- [Required action]:
Below are the entries; count the lines in them that contain the word "JSON" and give only the number.

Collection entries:
== Segment start ==
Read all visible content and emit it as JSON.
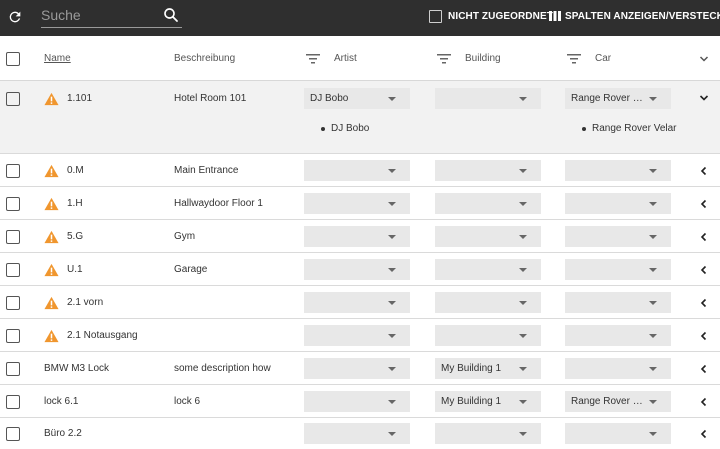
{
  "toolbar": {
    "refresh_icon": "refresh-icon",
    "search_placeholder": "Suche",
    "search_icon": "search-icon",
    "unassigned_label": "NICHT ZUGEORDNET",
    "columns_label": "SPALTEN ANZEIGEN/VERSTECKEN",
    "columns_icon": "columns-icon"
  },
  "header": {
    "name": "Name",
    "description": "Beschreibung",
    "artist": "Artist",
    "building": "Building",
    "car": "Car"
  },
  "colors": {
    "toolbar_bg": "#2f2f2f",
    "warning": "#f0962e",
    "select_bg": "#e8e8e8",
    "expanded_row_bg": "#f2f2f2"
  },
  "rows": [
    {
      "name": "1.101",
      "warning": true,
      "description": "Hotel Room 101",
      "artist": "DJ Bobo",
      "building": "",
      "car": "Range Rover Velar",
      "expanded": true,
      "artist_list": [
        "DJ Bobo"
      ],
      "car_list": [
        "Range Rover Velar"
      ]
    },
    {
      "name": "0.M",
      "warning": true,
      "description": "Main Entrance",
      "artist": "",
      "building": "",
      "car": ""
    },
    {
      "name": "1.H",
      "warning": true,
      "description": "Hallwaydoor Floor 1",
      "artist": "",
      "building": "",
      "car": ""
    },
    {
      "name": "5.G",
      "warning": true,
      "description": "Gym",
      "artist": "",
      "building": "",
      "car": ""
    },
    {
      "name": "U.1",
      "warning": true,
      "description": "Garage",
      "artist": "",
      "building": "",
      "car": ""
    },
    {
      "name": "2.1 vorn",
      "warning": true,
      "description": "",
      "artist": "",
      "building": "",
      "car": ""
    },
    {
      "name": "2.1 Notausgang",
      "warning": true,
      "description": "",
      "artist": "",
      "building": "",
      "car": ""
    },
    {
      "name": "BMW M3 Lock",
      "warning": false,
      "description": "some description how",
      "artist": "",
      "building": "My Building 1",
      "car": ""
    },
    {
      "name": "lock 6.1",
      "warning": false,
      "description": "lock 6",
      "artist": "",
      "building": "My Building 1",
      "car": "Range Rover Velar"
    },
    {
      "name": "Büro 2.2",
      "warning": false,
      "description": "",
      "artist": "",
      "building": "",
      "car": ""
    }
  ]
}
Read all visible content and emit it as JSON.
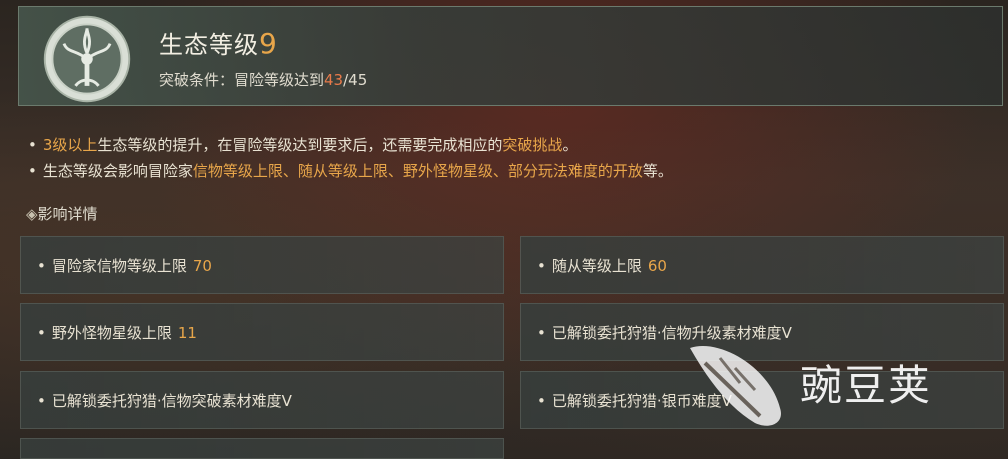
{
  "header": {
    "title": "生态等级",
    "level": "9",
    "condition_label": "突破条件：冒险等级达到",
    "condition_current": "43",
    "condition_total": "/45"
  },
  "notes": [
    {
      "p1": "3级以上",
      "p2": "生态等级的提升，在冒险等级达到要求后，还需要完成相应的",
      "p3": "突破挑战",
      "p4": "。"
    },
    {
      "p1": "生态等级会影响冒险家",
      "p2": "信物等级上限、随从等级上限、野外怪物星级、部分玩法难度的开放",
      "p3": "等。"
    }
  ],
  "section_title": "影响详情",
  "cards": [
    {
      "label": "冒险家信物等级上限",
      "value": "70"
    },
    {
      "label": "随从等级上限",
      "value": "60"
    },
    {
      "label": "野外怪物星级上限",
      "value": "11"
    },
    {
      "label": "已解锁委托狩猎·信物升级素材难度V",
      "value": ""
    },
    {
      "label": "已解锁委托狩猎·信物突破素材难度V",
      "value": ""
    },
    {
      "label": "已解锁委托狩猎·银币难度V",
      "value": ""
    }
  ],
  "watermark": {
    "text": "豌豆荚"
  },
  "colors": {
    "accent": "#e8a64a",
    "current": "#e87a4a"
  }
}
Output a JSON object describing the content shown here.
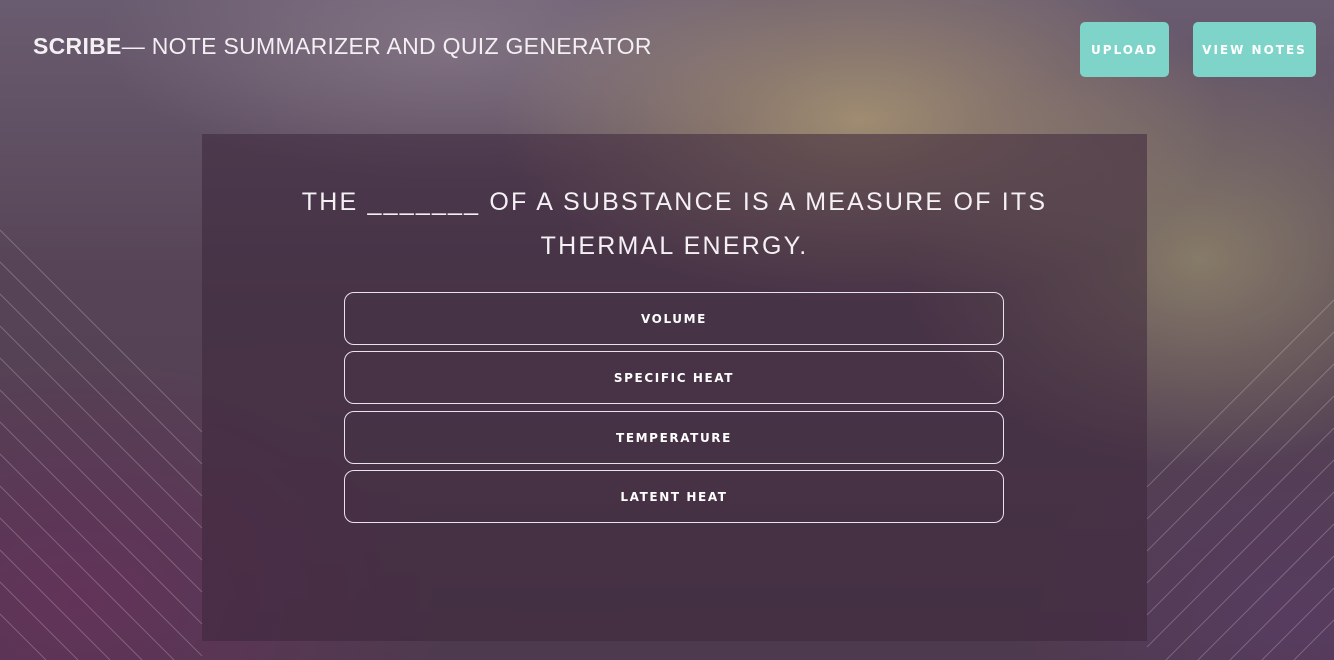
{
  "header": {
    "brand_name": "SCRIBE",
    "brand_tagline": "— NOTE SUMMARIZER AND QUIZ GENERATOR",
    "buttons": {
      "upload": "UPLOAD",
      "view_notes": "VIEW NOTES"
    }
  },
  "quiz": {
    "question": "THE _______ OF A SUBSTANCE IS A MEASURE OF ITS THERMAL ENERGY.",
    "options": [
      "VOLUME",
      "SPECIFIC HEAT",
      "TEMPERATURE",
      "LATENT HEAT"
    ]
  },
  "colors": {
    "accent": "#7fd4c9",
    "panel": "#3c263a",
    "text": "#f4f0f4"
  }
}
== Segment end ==
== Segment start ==
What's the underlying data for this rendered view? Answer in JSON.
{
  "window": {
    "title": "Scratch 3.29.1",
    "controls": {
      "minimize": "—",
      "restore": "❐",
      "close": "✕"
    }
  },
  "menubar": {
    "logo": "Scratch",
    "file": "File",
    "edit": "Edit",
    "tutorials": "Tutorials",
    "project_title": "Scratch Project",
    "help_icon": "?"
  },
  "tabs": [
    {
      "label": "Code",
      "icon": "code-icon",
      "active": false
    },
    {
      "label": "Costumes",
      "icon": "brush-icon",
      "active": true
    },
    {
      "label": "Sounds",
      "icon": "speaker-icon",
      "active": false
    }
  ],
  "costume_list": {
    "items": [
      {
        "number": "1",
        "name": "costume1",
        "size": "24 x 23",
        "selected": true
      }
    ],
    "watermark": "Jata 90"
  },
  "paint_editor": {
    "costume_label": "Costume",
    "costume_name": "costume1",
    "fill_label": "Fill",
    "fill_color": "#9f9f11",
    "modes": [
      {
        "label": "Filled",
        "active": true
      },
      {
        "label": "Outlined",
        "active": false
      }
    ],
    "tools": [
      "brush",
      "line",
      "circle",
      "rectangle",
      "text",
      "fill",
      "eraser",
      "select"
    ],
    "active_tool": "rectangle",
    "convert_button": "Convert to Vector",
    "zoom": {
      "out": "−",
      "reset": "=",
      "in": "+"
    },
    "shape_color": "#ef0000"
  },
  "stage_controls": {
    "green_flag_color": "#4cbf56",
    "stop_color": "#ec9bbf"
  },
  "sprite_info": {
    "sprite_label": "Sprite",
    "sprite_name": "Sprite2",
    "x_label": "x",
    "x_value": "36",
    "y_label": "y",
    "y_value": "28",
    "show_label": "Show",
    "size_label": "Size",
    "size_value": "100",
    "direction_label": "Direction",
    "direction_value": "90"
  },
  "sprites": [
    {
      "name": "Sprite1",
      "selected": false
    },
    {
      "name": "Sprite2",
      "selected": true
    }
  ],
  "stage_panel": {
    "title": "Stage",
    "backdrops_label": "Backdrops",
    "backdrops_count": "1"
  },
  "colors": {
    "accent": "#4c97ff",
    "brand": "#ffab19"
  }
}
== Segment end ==
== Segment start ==
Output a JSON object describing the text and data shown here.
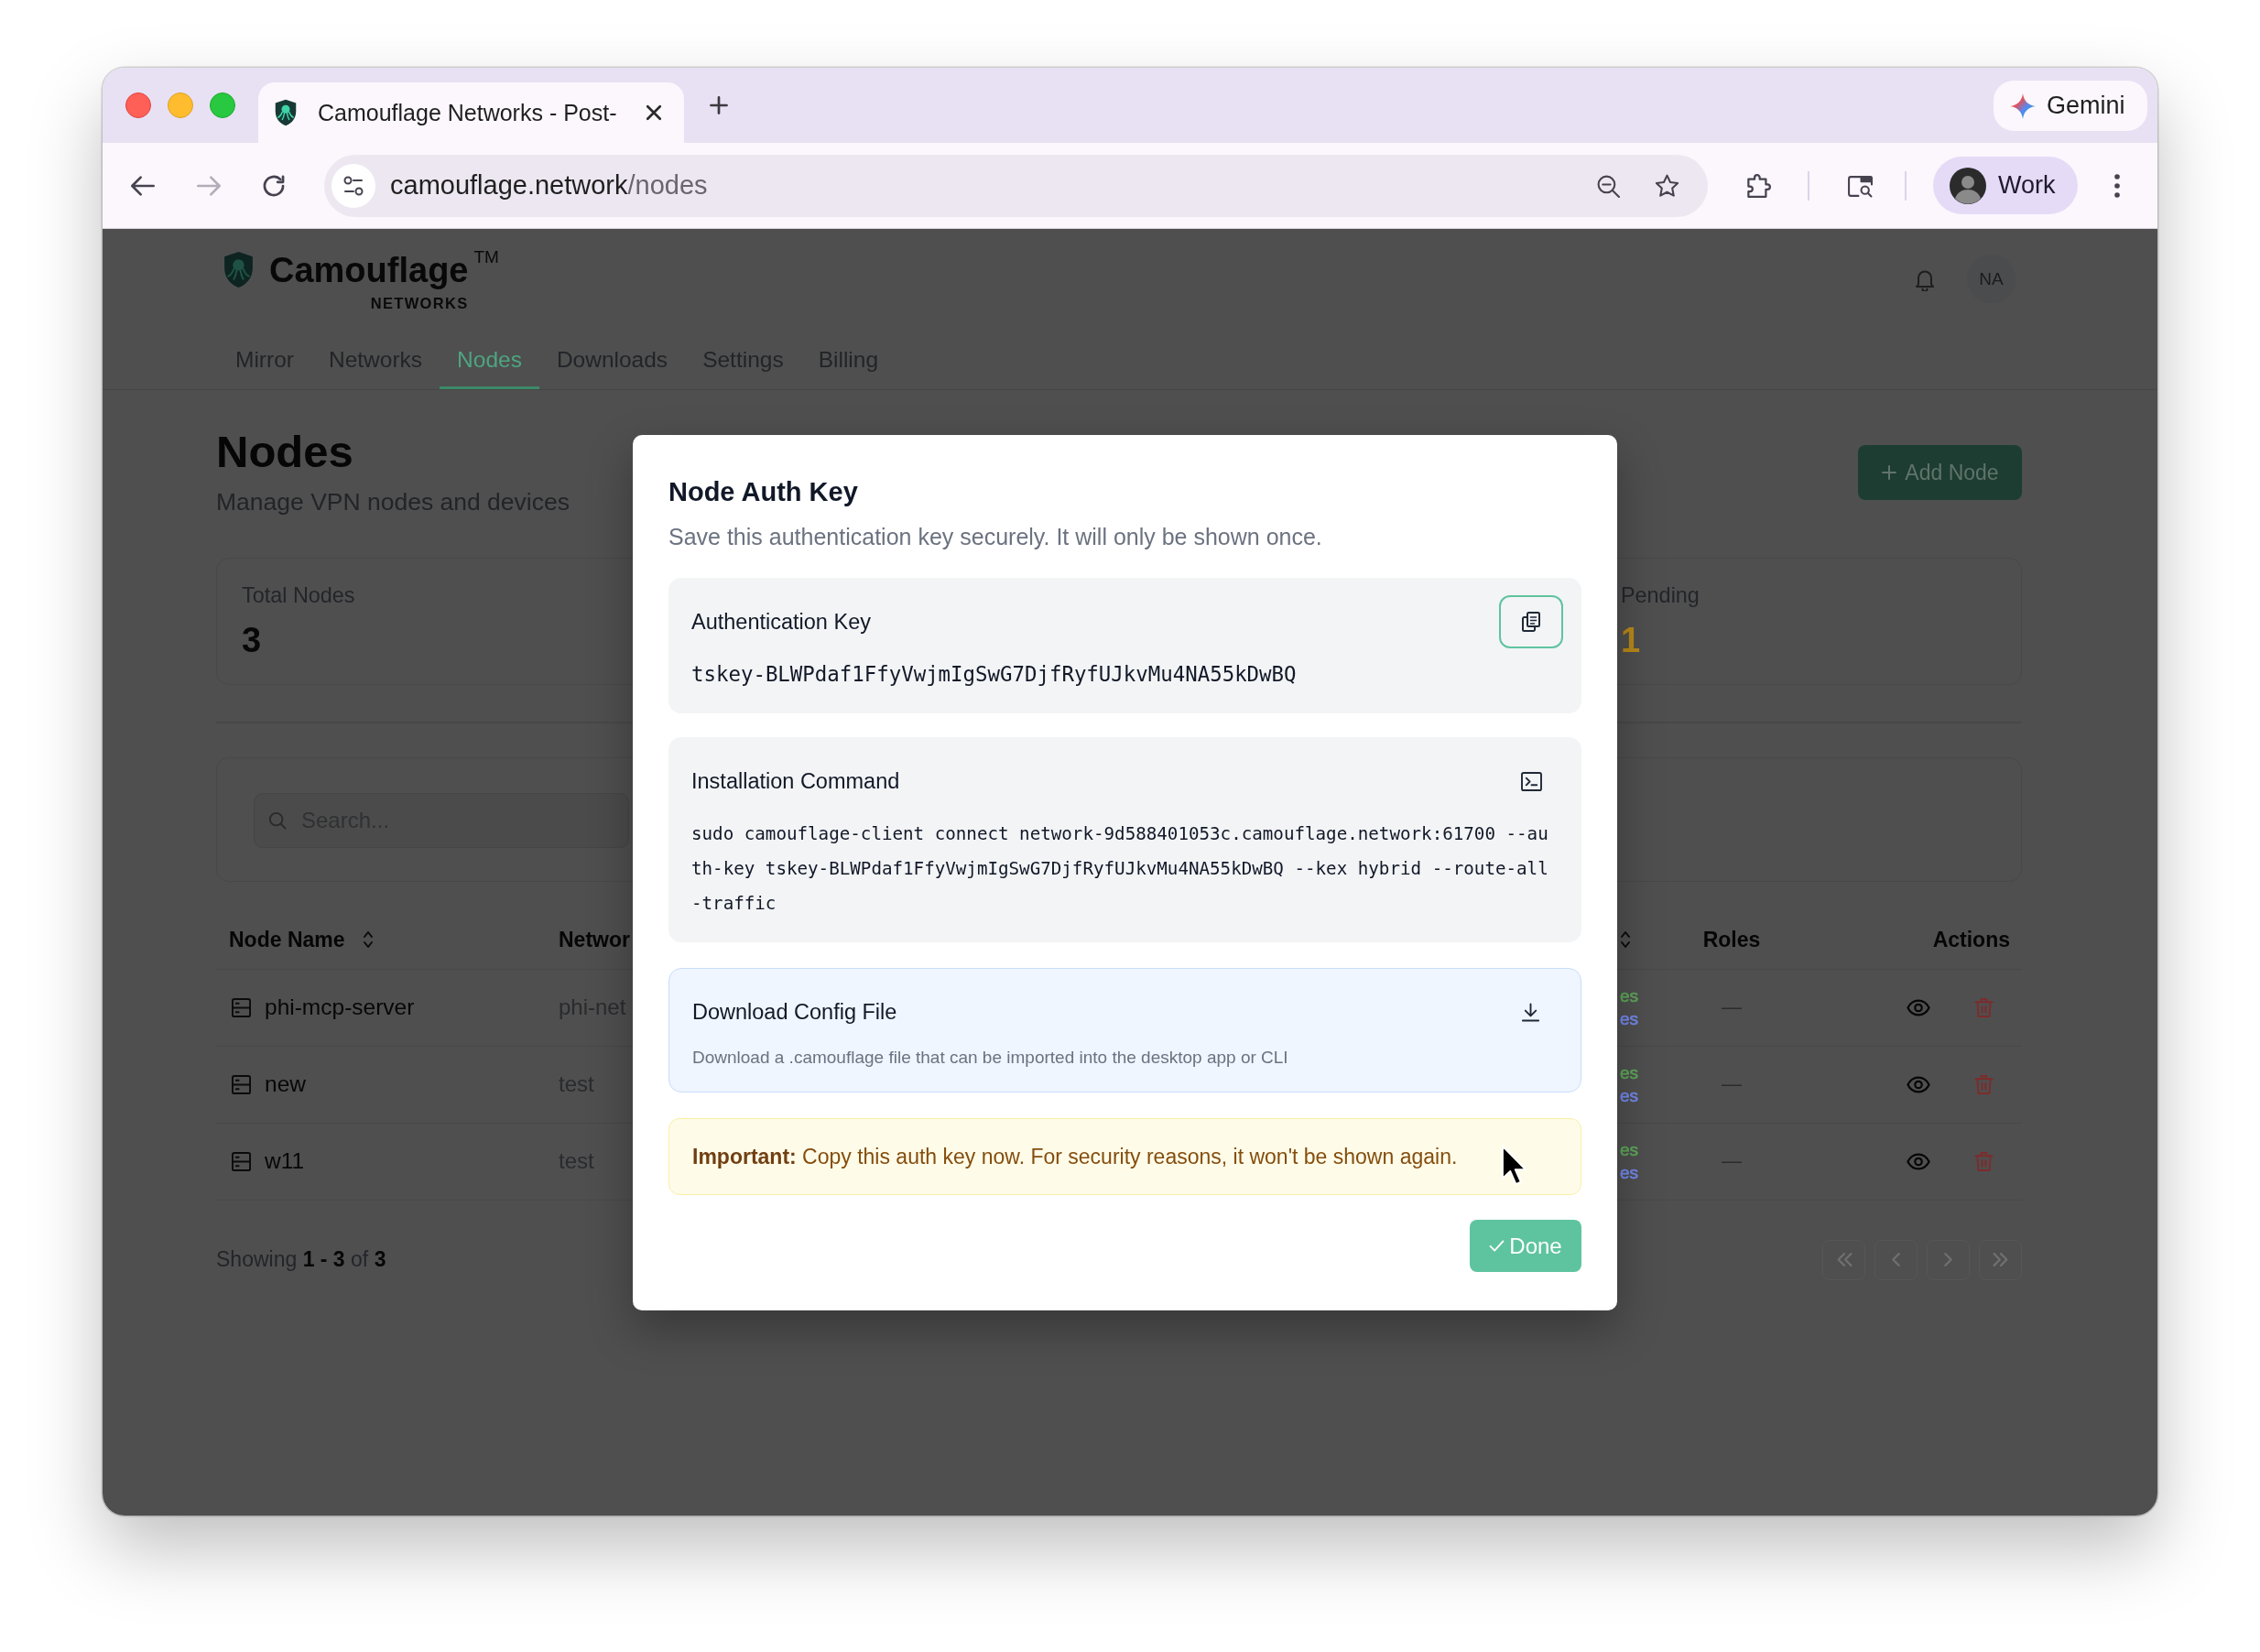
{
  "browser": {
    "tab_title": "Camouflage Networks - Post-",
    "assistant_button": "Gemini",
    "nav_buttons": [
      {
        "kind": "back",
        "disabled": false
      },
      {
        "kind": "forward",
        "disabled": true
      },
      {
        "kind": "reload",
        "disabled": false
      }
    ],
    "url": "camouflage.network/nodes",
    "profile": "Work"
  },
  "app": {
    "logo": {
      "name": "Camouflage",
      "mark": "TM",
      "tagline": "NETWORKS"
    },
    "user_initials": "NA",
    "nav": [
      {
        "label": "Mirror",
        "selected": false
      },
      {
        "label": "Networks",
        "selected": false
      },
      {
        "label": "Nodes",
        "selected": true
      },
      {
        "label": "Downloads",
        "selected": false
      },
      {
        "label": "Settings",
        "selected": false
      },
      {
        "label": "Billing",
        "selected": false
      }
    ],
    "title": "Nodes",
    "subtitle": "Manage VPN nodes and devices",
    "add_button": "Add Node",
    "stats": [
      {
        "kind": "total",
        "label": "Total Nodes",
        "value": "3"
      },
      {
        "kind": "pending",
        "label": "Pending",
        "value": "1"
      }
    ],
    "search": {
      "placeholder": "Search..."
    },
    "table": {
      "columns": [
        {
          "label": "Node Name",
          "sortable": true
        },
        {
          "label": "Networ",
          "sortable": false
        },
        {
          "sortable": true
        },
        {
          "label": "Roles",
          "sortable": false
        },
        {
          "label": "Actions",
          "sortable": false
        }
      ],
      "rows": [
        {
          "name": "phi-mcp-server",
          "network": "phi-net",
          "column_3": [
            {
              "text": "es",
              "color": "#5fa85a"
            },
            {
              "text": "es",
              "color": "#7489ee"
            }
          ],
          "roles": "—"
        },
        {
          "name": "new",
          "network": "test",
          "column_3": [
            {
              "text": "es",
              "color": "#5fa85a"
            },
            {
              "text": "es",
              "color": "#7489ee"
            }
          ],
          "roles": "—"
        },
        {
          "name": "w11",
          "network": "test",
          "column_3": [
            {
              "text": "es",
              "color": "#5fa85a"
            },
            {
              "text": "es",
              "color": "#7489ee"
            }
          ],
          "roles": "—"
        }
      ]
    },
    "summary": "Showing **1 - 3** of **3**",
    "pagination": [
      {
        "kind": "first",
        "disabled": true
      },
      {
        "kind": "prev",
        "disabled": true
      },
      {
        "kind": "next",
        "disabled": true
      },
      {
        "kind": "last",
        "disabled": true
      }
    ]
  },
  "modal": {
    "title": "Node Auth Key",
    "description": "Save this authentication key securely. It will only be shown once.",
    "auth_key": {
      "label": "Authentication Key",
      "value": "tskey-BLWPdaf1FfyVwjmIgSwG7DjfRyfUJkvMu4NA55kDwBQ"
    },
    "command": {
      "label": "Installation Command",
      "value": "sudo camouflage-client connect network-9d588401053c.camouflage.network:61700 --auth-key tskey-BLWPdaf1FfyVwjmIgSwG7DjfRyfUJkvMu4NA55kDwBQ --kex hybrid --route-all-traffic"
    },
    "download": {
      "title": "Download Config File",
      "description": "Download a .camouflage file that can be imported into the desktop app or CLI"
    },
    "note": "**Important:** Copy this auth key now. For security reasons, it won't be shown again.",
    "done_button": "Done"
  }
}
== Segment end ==
- [Completed task]:
5